The crew has successfully retrieved Spock’s body, and they book it onward to Vulcan in their stolen Klingon vessel. The high priestess of Vulcan performs the fal tor pan, and Spock is resurrected, which means Bones is also no longer going down the crazy train. And now that our beloved Spock is back we know Nimoy can entertain us in the Star Trek Universe for a while to come (until 2015 specifically).

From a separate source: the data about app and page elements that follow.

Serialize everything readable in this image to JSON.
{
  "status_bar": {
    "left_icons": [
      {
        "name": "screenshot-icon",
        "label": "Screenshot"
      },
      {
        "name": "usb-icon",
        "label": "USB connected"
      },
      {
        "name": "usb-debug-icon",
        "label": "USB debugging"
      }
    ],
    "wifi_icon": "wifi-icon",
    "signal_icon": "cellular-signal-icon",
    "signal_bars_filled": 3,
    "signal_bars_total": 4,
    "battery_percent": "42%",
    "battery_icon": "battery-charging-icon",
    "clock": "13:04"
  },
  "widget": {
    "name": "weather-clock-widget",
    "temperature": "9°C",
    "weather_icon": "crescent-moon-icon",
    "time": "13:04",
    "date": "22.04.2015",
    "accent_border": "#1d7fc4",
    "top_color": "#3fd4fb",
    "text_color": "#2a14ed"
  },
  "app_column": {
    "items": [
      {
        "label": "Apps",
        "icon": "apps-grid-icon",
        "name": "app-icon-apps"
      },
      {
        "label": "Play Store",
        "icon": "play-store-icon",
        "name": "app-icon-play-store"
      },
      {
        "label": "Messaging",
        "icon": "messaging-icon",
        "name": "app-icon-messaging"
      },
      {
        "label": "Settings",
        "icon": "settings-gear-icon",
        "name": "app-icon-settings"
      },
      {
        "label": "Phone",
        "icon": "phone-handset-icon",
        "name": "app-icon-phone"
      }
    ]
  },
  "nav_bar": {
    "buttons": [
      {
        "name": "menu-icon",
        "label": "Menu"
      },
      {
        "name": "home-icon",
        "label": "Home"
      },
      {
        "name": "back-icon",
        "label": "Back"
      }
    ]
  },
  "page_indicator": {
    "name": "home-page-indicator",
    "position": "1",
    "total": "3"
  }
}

It’s all rather simple, so why did I like this movie more than the others? Probably partially because it was simple. People did the right thing. There was more morality. And it focused on the core characters that we all know and love, allowing them to become more important to the storyline rather than just a familiar face on the ship. It though I wish it had more time to go in to this further, it did briefly discuss the ethics behind creating and destroying worlds. It also had a strong underlying current of friendship.

I also liked that there was more spotlighting of the Vulcans and the Klingons, two alien races that I look forward to learning more about in the future. I am sure the answers to my questions can be found on some Trekkie website, but the movie made me ponder several aspects of Vulcan behavior, like the Mind Meld and the use of pressure points to disable or knock out people. For instance, when Bones is possessed by Spock’s mind and tries to pressure point a man, and his attempt failed- does that mean when Spock does it he is using his mind tricks as well as the pressure point? And even though they were mostly portrayed as a bunch of barbarian soldiers, at least we got to see more of the Klingons. I think this opens up future storylines on this race for sure.


To sum up: so far this was my favorite of the Star Trek movies yet. I look forward to the next one, also directed by Nimoy. And I will say that I with there was a way that we too could Search for Nimoy and bring that amazing soul back to life. But I guess that’s something for us to look forward to in the future.

All images and characters depicted are copyright of their respective owners. Please click on the “About Us” tab for our takedown policy.

Posted on March 18, 2015, in Evil Movie Reviews, Movies, Reviews and tagged , , , , , , , . Bookmark the permalink. 4 Comments.

  1. Yes, I have heard that the even numbered movies are the best. II was definitely a step up from I, but I was just not a huge fan of Khan I guess. I’ll keep you all posted on what I think of the 4th one, that’s next!

  2. I really enjoyed the second one and am curious to check out the third one myself, despite having heard that same thing about the odd-numbered ones. However, that theory seems to fall apart for me almost immediately because the fourth film is about the crew of the Enterprise traveling to the 20th century to save the whales…

  3. I’ve just recently watched Star Trek (1979) and Star Trek II. I thought ‘II’ was a significant step up in quality, but I’ve heard the odd numbered ones don’t fare to well. I’m encouraged by your review, though.

  1. Pingback: Evil Movie Reviews: Star Trek The Voyage Home and The Final Frontier | "The Brotherhood of Evil Geeks"

Leave a Reply

%d bloggers like this: